“You have salt sizes across a whole spectrum,” said Janice Johnson, PhD, food applications leader, Cargill Salt. “We match up the applications to what salt works best in that application. In a cookie where there isn’t much water, a smaller particle would help so you don’t feel the crunch of the salt. But for something like bread that has more water available, you can use a salt with a bigger granule size because the salt will dissolve.”
A challenge with salt is that it can sometimes cake or clump together if there is a change in humidity. When relative humidity rises above 75%, atmospheric moisture condenses on the salt crystals, and when the humidity drops back below 75%, that moisture evaporates. However, that leaves dissolved salt to recrystallize together into clumps. Anti-caking treatments can prevent this from happening without having an impact on functionality or taste.
Choosing the right anti-caking additive, however, is important because some can have an impact on the appearance of the finished baked good.
One of the most commonly used additives is yellow prussiate of soda (YPS). However, iron, present either in water, enriched flour or possibly metal shavings from wear of the manufacturing equipment built up in the machinery, can react with YPS and give a blue color to the final product. “It doesn’t have any negative effects on humans, but it’s not a desirable appearance,” Ms. Schuette said.

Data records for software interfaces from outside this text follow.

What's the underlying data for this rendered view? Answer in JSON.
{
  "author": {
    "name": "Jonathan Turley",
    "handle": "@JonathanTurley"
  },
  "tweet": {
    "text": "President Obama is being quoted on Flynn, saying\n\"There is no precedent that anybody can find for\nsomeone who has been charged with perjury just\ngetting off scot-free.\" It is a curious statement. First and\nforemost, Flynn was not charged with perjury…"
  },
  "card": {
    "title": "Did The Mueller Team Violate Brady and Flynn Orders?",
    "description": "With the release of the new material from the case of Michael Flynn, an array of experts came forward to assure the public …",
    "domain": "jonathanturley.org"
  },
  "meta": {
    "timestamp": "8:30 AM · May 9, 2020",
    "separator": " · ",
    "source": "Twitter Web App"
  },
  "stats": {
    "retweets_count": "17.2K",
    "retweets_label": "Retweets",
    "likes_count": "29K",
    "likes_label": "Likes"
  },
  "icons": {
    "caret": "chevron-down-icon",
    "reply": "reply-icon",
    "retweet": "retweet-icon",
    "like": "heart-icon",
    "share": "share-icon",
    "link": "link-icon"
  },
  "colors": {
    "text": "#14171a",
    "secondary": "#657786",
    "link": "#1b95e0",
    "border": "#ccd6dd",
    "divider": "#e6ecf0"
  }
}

This issue is easily remedied by enlisting water conditioning and proper sanitation and equipment maintanence procedures between production runs, but bakers can also use other additives to prevent salt from clumping. “There are many other alternatives in anti-caking agent packages that can be used,” Dr. Johnson assured. “Using salts with a different additive package would be an easy solution.”